The rising Harvard senior started the non-profit fund to help other students like himself break into the world of investing and finance.
College students apply to join BLK, which provides education and financial literacy to members. Through the fund, students are able to gain real hands-on experience with investing. Instead of taking a profit, Onuoha said all gains made by the fund are placed back into the pool to allow for continued investing.
Since starting the fund after his freshman year at Harvard, Onuoha has gone on to partner with big banks like JP Morgan Chase, Goldman Sachs, and Bank of America, which provided roughly $100,000 in seed money for the fund.
“One of the big reasons we partnered with a lot of these firms is because they are really looking to make big changes on the aspect of diversity,” Onuoha told Yahoo Finance.

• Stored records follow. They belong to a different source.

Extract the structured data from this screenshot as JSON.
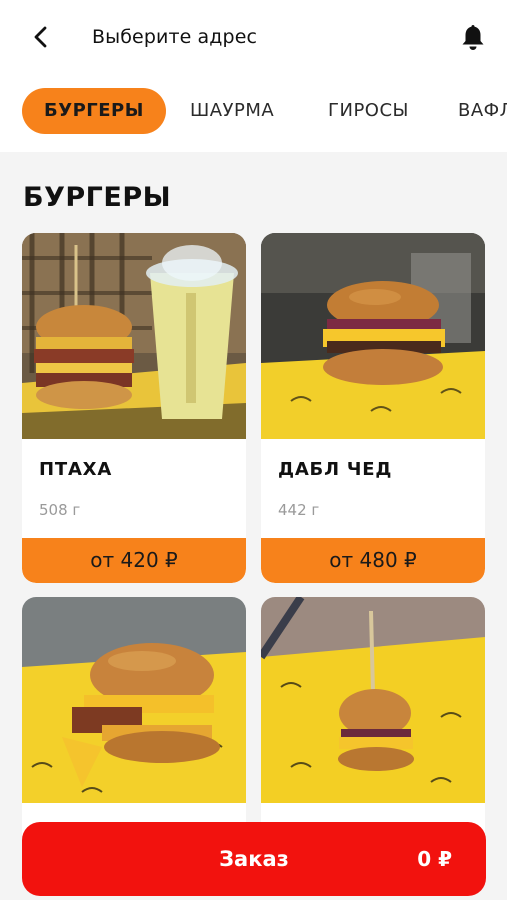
{
  "header": {
    "title": "Выберите адрес",
    "back_icon": "chevron-left-icon",
    "notify_icon": "bell-icon"
  },
  "tabs": [
    {
      "label": "БУРГЕРЫ",
      "active": true
    },
    {
      "label": "ШАУРМА",
      "active": false
    },
    {
      "label": "ГИРОСЫ",
      "active": false
    },
    {
      "label": "ВАФЛИ",
      "active": false
    }
  ],
  "section": {
    "title": "БУРГЕРЫ"
  },
  "products": [
    {
      "name": "ПТАХА",
      "weight": "508 г",
      "price": "от 420 ₽"
    },
    {
      "name": "ДАБЛ ЧЕД",
      "weight": "442 г",
      "price": "от 480 ₽"
    },
    {
      "name": "",
      "weight": "",
      "price": ""
    },
    {
      "name": "",
      "weight": "",
      "price": ""
    }
  ],
  "order": {
    "label": "Заказ",
    "total": "0 ₽"
  },
  "colors": {
    "accent": "#f7821b",
    "order": "#f2120e",
    "paper": "#f6d21c"
  }
}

“And so we’re able to provide them not only the opportunity to get students to hire for the firms, but also then the opportunity to see the importance of how diversity can make a difference, in terms of the business aspect of it,” he added.

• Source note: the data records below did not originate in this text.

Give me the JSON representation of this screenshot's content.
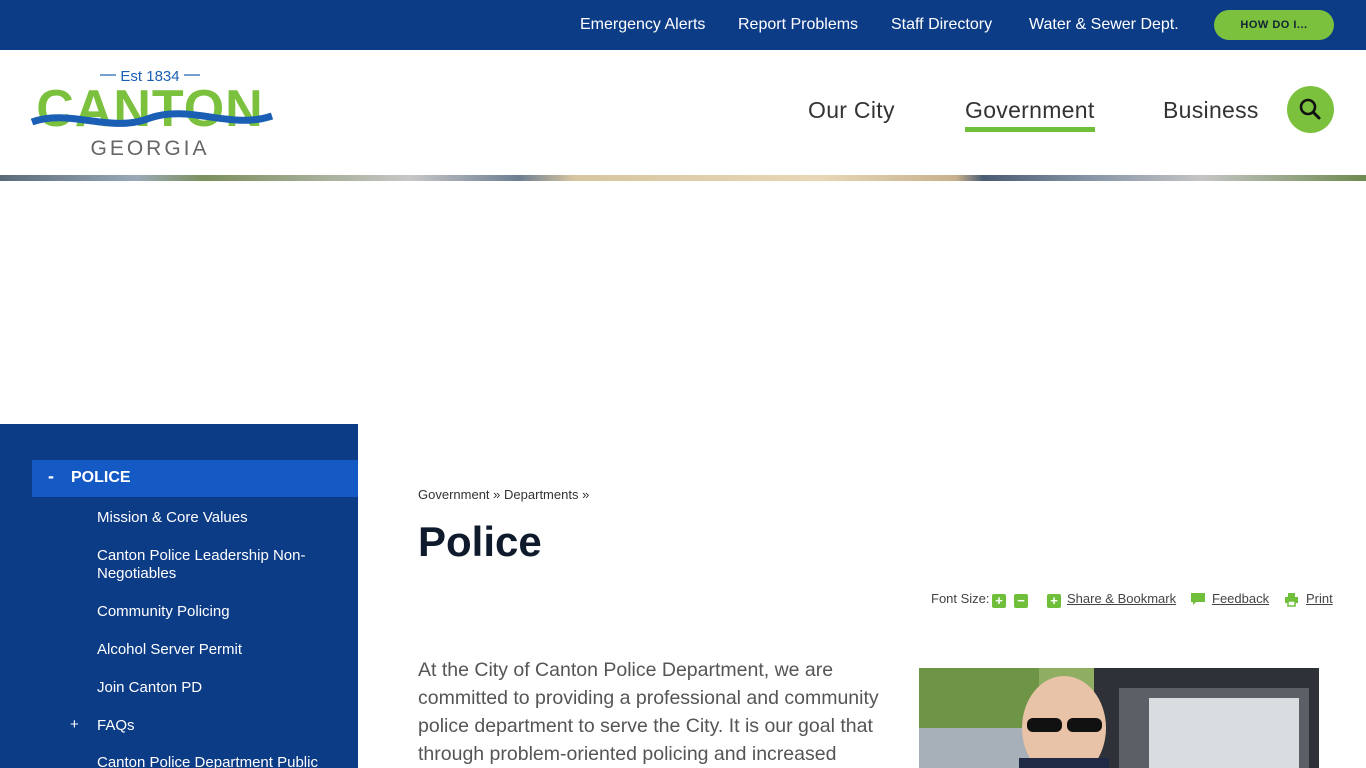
{
  "topbar": {
    "links": [
      "Emergency Alerts",
      "Report Problems",
      "Staff Directory",
      "Water & Sewer Dept."
    ],
    "how_do_i": "HOW DO I..."
  },
  "logo": {
    "est": "Est 1834",
    "name": "CANTON",
    "state": "GEORGIA"
  },
  "nav": {
    "items": [
      "Our City",
      "Government",
      "Business"
    ],
    "active": "Government"
  },
  "sidebar": {
    "title": "POLICE",
    "items": [
      "Mission & Core Values",
      "Canton Police Leadership Non-Negotiables",
      "Community Policing",
      "Alcohol Server Permit",
      "Join Canton PD",
      "FAQs",
      "Canton Police Department Public"
    ]
  },
  "breadcrumb": {
    "items": [
      "Government",
      "Departments"
    ],
    "separator": "»"
  },
  "page": {
    "title": "Police",
    "font_size_label": "Font Size:",
    "share_label": "Share & Bookmark",
    "feedback_label": "Feedback",
    "print_label": "Print",
    "intro": "At the City of Canton Police Department, we are committed to providing a professional and community police department to serve the City. It is our goal that through problem-oriented policing and increased"
  },
  "colors": {
    "primary_blue": "#0d3c87",
    "active_blue": "#1559c4",
    "accent_green": "#7cc13e"
  }
}
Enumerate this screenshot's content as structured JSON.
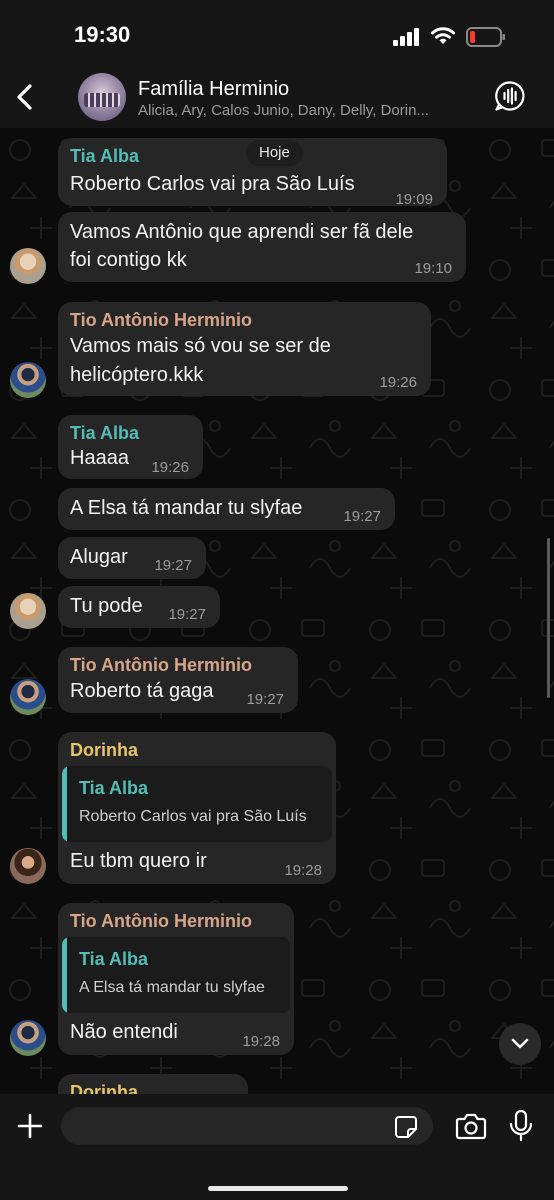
{
  "status_bar": {
    "time": "19:30"
  },
  "header": {
    "back_icon": "chevron-left-icon",
    "group_name": "Família Herminio",
    "members": "Alicia, Ary, Calos Junio, Dany, Delly, Dorin...",
    "call_icon": "audio-waveform-icon"
  },
  "chat": {
    "date_chip": "Hoje",
    "messages": [
      {
        "sender": "Tia Alba",
        "text": "Roberto Carlos vai pra São Luís",
        "time": "19:09"
      },
      {
        "text1": "Vamos Antônio que aprendi ser fã dele",
        "text2": "foi contigo kk",
        "time": "19:10"
      },
      {
        "sender": "Tio Antônio Herminio",
        "text1": "Vamos mais só vou se ser de",
        "text2": "helicóptero.kkk",
        "time": "19:26"
      },
      {
        "sender": "Tia Alba",
        "text": "Haaaa",
        "time": "19:26"
      },
      {
        "text": "A Elsa tá mandar tu slyfae",
        "time": "19:27"
      },
      {
        "text": "Alugar",
        "time": "19:27"
      },
      {
        "text": "Tu pode",
        "time": "19:27"
      },
      {
        "sender": "Tio Antônio Herminio",
        "text": "Roberto tá gaga",
        "time": "19:27"
      },
      {
        "sender": "Dorinha",
        "quote_name": "Tia Alba",
        "quote_text": "Roberto Carlos vai pra São Luís",
        "text": "Eu tbm quero ir",
        "time": "19:28"
      },
      {
        "sender": "Tio Antônio Herminio",
        "quote_name": "Tia Alba",
        "quote_text": "A Elsa tá mandar tu slyfae",
        "text": "Não entendi",
        "time": "19:28"
      },
      {
        "sender": "Dorinha"
      }
    ]
  },
  "input_bar": {
    "placeholder": "",
    "icons": [
      "plus-icon",
      "sticker-icon",
      "camera-icon",
      "microphone-icon"
    ]
  },
  "colors": {
    "background": "#0b0b0b",
    "bubble": "#262626",
    "tia_alba": "#53bdb5",
    "tio_antonio": "#d7a58a",
    "dorinha": "#e8c46a"
  }
}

Onuoha says he started BLK after joining finance groups on his college campus, and noticing he didn’t see many students of color in the room.
“It’s kind of intimidating coming into that scenario,” he explained. “So that was basically the whole impetus behind BLK. Can we create a space and an organization where you can come in with zero knowledge and teach them everything you need to know about finance?”
Over the course of the last several years, BLK has grown to 65 schools, with 175 members. More he says are being added each year. But Onuoha insists the fund isn’t just an “internship opportunity,” but “really a development into a longstanding relationship.”
He added that “the relationships that we build through BLK Capital Management through the conferences and networking opportunities last with you throughout your entire career.”
Onuoha suggested that the finance world can be small and insular. Through BLK students can develop relationships with people from around the country that can be potential business partners in the future.
And the pipeline created by BLK can be a win for both banks and students — especially as firms look for talent to bolster diversity.
“We’re providing the students the opportunity to go into the industry and make a change from within,” he said.
“A lot of them do. A lot of them decide to go into a bunch of different opportunities in finance. We have a lot of students going to the big firms, but then a lot of them also go to a lot of the smaller companies and partner with us as well,” Onuoha said.
“We’ve seen amazing returns from a lot of the companies that we partner with.”
Kristin Myers is a reporter at Yahoo Finance. Follow her on Twitter.